I have been working on this bully post for a few days now, and maybe the “bully tome” has gotten the better of me—because lately everything I watch on television, read in The New York Times, or witness while I’m out and about, comes back to a bully or a bully tactic.
Watching the knockout round of the Voice the other night, I found it hard to comprehend that Team Levine’s church singer Deanna Johnson was bullied in school. The Maroon 5 frontman, Adam Levine has been tirelessly working with this shy 18-year old beauty, who has been crippled with stage fright and low self-esteem for years—the devastating result of bullying.
Take a look at Deanna Johnson’s incredible Voice performance from this past Tuesday.
It is believed that bullying is aggressive behavior that occurs between school-aged children until they eventually grow up and out of their vicious behavior.
But bullying goes well beyond adolescence—it’s a rampant problem that extends to all walks of life.
Because many schoolyard bullies, who are long past their school days, never grow up and out, and morph into adult bullies.
And adults can be some of the worst aggressors, who use their cowardly and downright manipulative bullying tactics day in and day out.
According to Vital Smarts, a corporate training company, 96% of people have experienced bullying at the office. And 79% of bullying involves emotional attacks, such as biting sarcasm or spreading malicious gossip.
Bullying is so commonplace, and so destructive, that it may possibly be the single most important social issue of today.
I’m not a big fan of the “ignore it” school of thought. I think ignoring bullies gives them way too much power, and reinforces a sense of powerlessness in the target.
If someone is belittling, humiliating, or insulting me in a work setting, in my “friend” zone, at the Motor Vehicle department, when trying to make a doctor’s appointment, etc., etc., etc., I deal with the situation head on.
Bullying cuts deep, but I try to remind myself that whether in a school lunchroom, the nursing home, or anywhere in between, the bully is the one with the problem.
And I let them know it.
The message I verbally convey to a bully is: Don’t mess with me, because I am not going to accept or ignore your bad behavior. While I try not to escalate a situation, more times than not, when I have responded to a bully by calmly but assertively explaining that I won’t tolerate their uncalled for cruelty, it doesn’t go well. But that doesn’t stop me from putting them in their place. (Note: I never put the police in their place. Just saying.)
I have to admit that on occasion a bully will arouse intense feelings of displeasure in me. And even though I know that fighting back gives the bully exactly what he/she wants, which is to get to me—I simply can’t turn the other cheek.
These miscreants feed off putting other people down, because it masks their own inferior and insecure feelings about themselves. It’s only by making others feel less than whole, that they can raise their own self-esteem.
And as recently as a couple of weeks ago, I discovered that reacting to a workplace bully only further encourages and worsens their unwanted behavior towards me.

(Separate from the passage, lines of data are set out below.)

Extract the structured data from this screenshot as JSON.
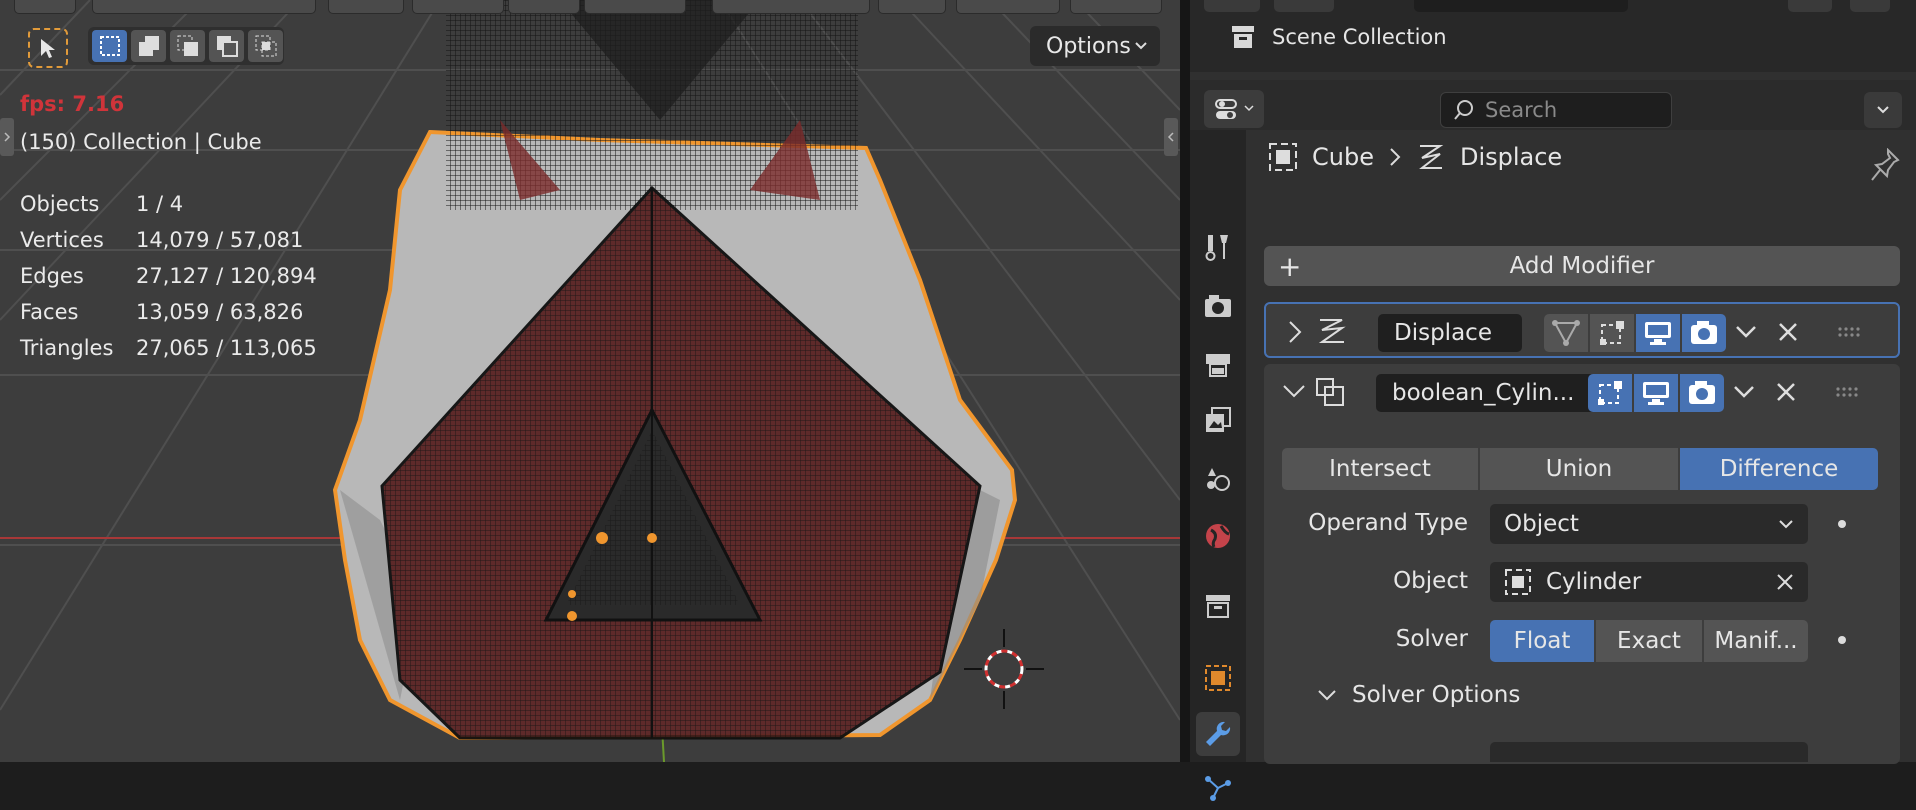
{
  "viewport": {
    "options_label": "Options",
    "fps": "fps: 7.16",
    "context": "(150) Collection | Cube",
    "stats": [
      {
        "label": "Objects",
        "value": "1 / 4"
      },
      {
        "label": "Vertices",
        "value": "14,079 / 57,081"
      },
      {
        "label": "Edges",
        "value": "27,127 / 120,894"
      },
      {
        "label": "Faces",
        "value": "13,059 / 63,826"
      },
      {
        "label": "Triangles",
        "value": "27,065 / 113,065"
      }
    ]
  },
  "outliner": {
    "scene_collection": "Scene Collection"
  },
  "properties": {
    "search_placeholder": "Search",
    "breadcrumb": {
      "object": "Cube",
      "modifier": "Displace"
    },
    "add_modifier": "Add Modifier",
    "modifiers": [
      {
        "name": "Displace",
        "expanded": false
      },
      {
        "name": "boolean_Cylin...",
        "expanded": true
      }
    ],
    "operation": {
      "options": [
        "Intersect",
        "Union",
        "Difference"
      ],
      "selected": "Difference"
    },
    "operand_type": {
      "label": "Operand Type",
      "value": "Object"
    },
    "object": {
      "label": "Object",
      "value": "Cylinder"
    },
    "solver": {
      "label": "Solver",
      "options": [
        "Float",
        "Exact",
        "Manif..."
      ],
      "selected": "Float"
    },
    "solver_options": "Solver Options"
  },
  "colors": {
    "accent": "#4772b3",
    "selection_outline": "#f0962e",
    "fps_text": "#d0343a",
    "viewport_bg": "#3d3d3d",
    "panel_bg": "#303030"
  }
}
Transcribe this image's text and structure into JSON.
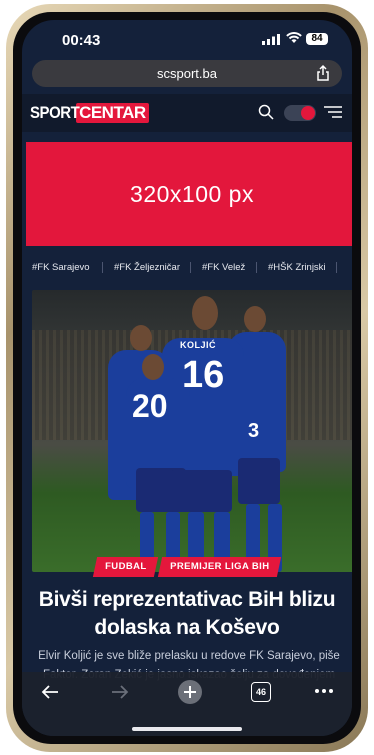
{
  "status": {
    "time": "00:43",
    "battery": "84"
  },
  "browser": {
    "url": "scsport.ba",
    "tab_count": "46"
  },
  "site": {
    "logo_part1": "SPORT",
    "logo_part2": "CENTAR",
    "ad_label": "320x100 px",
    "tags": [
      "#FK Sarajevo",
      "#FK Željezničar",
      "#FK Velež",
      "#HŠK Zrinjski"
    ]
  },
  "article": {
    "categories": [
      "FUDBAL",
      "PREMIJER LIGA BIH"
    ],
    "title": "Bivši reprezentativac BiH blizu dolaska na Koševo",
    "excerpt": "Elvir Koljić je sve bliže prelasku u redove FK Sarajevo, piše Faktor. Zoran Zekić je jasno iskazao želju za dovođenjem",
    "photo_jersey_numbers": [
      "16",
      "20",
      "3"
    ],
    "photo_jersey_name": "KOLJIĆ"
  },
  "colors": {
    "brand_red": "#e4173c",
    "header_bg": "#111a2c",
    "page_bg": "#14213a"
  }
}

And I have made some nasty bully enemies, with the distinct possibility that they will escalate their campaigns of hatred and intimidation against me and will up the ante when it comes time to serve out a cold dish of revenge.
But I don’t care. I refuse to be subservient. I can take it. Bring it on, you cowards.
I am so tired and fed up by bullies thinking they can say and do anything they want, with no repercussions at all. And I have learned from years of being bullied that their snarky, cutting comments, insulting innuendos and malicious rumors won’t stop until you make them stop.
I have a recurring shut-down-the bully scenario that I play over and over in my head: I contact a lawyer to write to the bully, with a threat of legal action, pointing out that he or she is subject to the laws of slander, libel and defamation of character. I take down the bully and I win!
And if you ever witness someone being bullied, speak up and say something. Most people don’t want to get involved, and want to stay out of the fray. But please consider the consequences of not getting involved and allowing a bully to keep on trucking. You are unintentionally sending a message to them that their abhorrent behavior is acceptable.
How many times have I heard from witnesses to bullying, as well as friends, business colleagues and family members that know the bully personally, who say “yeah, so and so is a real jerk.” But there is nothing they will do about it (and later, when you ask for their support, they deny having agreed with you at all).
Here is my short list of bully categories in no particular order of offense, although I find children who bully other children to be the worst bully offense of them all. Please feel free to comment with other categories.
Children Who Bully
Airline/Flight Attendant Bully
Airline Passenger Bully
Business Colleague Bully
Medical Receptionist Bully
Motor Vehicle Worker Bully
Nursing Home Bully
Family Member Bully
Restaurant Customer Bully
Government Worker Bully
The Christian Conservative Bully
Sorority and Fraternity Bully
The Sports Fan Bully
The Axis of Evil Bully
The Wanna Be in Organized Crime Bully
The Rich and Famous Bully